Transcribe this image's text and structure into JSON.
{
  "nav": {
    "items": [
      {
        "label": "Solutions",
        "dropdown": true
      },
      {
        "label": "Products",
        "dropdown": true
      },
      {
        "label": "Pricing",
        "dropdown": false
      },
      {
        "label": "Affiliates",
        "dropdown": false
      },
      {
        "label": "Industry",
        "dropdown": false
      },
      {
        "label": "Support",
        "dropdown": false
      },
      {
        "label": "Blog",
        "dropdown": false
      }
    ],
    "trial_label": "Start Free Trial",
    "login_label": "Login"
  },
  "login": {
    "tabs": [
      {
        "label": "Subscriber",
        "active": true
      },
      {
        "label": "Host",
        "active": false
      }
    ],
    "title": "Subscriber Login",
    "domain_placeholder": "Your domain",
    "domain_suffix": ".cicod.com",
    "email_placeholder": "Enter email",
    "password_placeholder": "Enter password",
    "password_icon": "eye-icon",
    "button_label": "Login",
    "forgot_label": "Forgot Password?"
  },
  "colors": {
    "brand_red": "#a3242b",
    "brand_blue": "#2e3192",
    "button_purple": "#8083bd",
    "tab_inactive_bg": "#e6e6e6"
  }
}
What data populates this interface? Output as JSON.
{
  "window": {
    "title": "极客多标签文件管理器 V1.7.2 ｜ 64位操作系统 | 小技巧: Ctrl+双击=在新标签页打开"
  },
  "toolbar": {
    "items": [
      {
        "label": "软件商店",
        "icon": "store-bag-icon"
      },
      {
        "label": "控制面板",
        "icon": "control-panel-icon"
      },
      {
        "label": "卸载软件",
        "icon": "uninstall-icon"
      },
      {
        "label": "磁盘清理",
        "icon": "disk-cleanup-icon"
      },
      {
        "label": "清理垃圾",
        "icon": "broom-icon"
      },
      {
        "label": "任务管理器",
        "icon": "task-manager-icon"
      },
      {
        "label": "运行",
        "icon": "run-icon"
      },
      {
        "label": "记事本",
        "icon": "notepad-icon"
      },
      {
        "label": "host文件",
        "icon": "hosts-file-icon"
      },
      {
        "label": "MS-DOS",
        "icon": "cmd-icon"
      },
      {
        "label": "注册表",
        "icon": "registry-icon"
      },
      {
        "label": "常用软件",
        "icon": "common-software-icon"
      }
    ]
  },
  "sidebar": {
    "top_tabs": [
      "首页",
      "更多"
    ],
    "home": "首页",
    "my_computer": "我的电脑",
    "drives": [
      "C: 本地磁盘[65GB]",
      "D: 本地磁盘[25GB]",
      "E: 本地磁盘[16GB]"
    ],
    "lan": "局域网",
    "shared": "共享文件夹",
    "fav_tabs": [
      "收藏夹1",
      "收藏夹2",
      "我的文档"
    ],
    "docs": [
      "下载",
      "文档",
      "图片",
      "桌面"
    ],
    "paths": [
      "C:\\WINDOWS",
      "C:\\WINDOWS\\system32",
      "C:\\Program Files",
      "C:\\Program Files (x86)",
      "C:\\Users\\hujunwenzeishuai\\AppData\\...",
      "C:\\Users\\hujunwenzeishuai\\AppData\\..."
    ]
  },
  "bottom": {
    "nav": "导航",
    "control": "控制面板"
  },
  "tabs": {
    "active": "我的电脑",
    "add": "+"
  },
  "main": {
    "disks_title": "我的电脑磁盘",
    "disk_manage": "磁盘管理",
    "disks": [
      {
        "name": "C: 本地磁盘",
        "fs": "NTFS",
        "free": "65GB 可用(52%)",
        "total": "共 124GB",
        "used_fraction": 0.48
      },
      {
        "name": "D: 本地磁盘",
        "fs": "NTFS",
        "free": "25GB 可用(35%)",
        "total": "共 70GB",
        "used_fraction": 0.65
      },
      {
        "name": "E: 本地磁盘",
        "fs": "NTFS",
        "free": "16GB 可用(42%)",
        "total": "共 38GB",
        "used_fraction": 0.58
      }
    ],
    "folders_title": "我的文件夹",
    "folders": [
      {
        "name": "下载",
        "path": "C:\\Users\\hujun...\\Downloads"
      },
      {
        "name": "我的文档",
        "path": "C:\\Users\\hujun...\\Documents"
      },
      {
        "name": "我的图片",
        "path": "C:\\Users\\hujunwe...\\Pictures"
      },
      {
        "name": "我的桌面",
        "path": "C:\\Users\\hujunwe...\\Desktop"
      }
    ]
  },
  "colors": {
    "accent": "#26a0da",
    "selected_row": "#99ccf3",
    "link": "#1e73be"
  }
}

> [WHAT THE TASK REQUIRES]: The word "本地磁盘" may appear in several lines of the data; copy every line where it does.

> [RESULT FOR THIS EXERCISE]:
      "C: 本地磁盘[65GB]",
      "D: 本地磁盘[25GB]",
      "E: 本地磁盘[16GB]"
        "name": "C: 本地磁盘",
        "name": "D: 本地磁盘",
        "name": "E: 本地磁盘",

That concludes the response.